TASK DESCRIPTION: From the records below, take each line where the string "icon" shows up and copy it.

(Dataset rows describing interfaces)
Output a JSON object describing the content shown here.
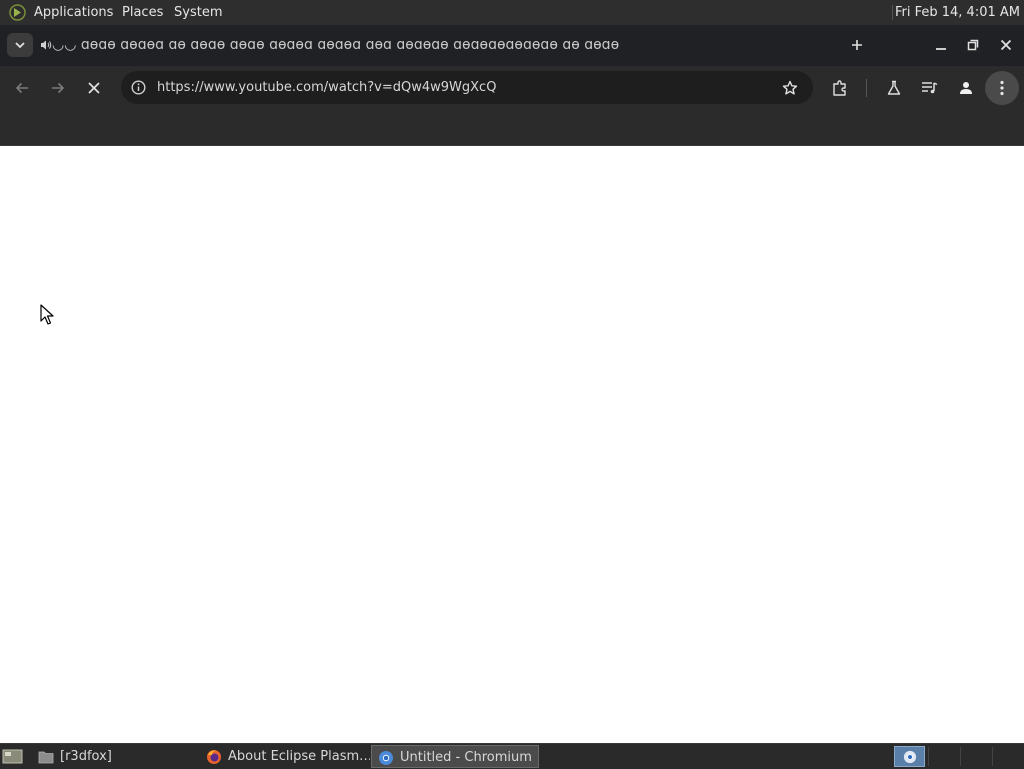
{
  "top_panel": {
    "menus": [
      "Applications",
      "Places",
      "System"
    ],
    "clock": "Fri Feb 14,  4:01 AM"
  },
  "tab": {
    "title": "◡◡ ɑɵɑɵ ɑɵɑɵɑ ɑɵ ɑɵɑɵ ɑɵɑɵ ɑɵɑɵɑ ɑɵɑɵɑ ɑɵɑ ɑɵɑɵɑɵ ɑɵɑɵɑɵɑɵɑɵɑɵ ɑɵ ɑɵɑɵ"
  },
  "toolbar": {
    "url": "https://www.youtube.com/watch?v=dQw4w9WgXcQ"
  },
  "taskbar": {
    "tasks": [
      {
        "label": "[r3dfox]",
        "icon": "folder-icon"
      },
      {
        "label": "About Eclipse Plasm…",
        "icon": "firefox-icon"
      },
      {
        "label": "Untitled - Chromium",
        "icon": "chromium-icon"
      }
    ]
  }
}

PROBLEM SOLUTION:
        "icon": "folder-icon"
        "icon": "firefox-icon"
        "icon": "chromium-icon"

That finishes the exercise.